— DESCRIPTION OF THE TASK —
Return every line of the entries that includes the word "Fechamento".

— Stored records —

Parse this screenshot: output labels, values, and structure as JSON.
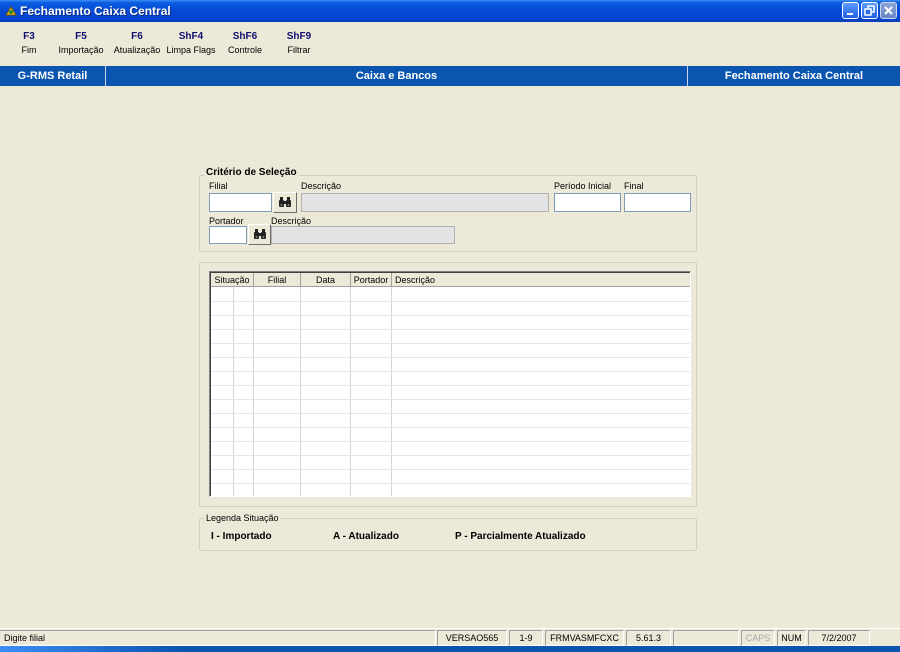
{
  "window": {
    "title": "Fechamento Caixa Central"
  },
  "toolbar": {
    "items": [
      {
        "key": "F3",
        "label": "Fim"
      },
      {
        "key": "F5",
        "label": "Importação"
      },
      {
        "key": "F6",
        "label": "Atualização"
      },
      {
        "key": "ShF4",
        "label": "Limpa Flags"
      },
      {
        "key": "ShF6",
        "label": "Controle"
      },
      {
        "key": "ShF9",
        "label": "Filtrar"
      }
    ]
  },
  "header": {
    "left": "G-RMS Retail",
    "center": "Caixa e Bancos",
    "right": "Fechamento Caixa Central"
  },
  "criteria": {
    "title": "Critério de Seleção",
    "filial_label": "Filial",
    "filial_value": "",
    "descricao1_label": "Descrição",
    "descricao1_value": "",
    "periodo_inicial_label": "Período Inicial",
    "periodo_inicial_value": "",
    "final_label": "Final",
    "final_value": "",
    "portador_label": "Portador",
    "portador_value": "",
    "descricao2_label": "Descrição",
    "descricao2_value": ""
  },
  "grid": {
    "columns": [
      "Situação",
      "Filial",
      "Data",
      "Portador",
      "Descrição"
    ],
    "rows": []
  },
  "legend": {
    "title": "Legenda Situação",
    "items": [
      "I - Importado",
      "A - Atualizado",
      "P - Parcialmente Atualizado"
    ]
  },
  "status": {
    "message": "Digite filial",
    "version": "VERSAO565",
    "page": "1-9",
    "form": "FRMVASMFCXC",
    "build": "5.61.3",
    "empty": "",
    "caps": "CAPS",
    "num": "NUM",
    "date": "7/2/2007"
  },
  "colors": {
    "titlebar": "#0549d6",
    "header_bar": "#0a55b0",
    "background": "#ece9d8"
  }
}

— TASK RESULT —
    "title": "Fechamento Caixa Central"
    "right": "Fechamento Caixa Central"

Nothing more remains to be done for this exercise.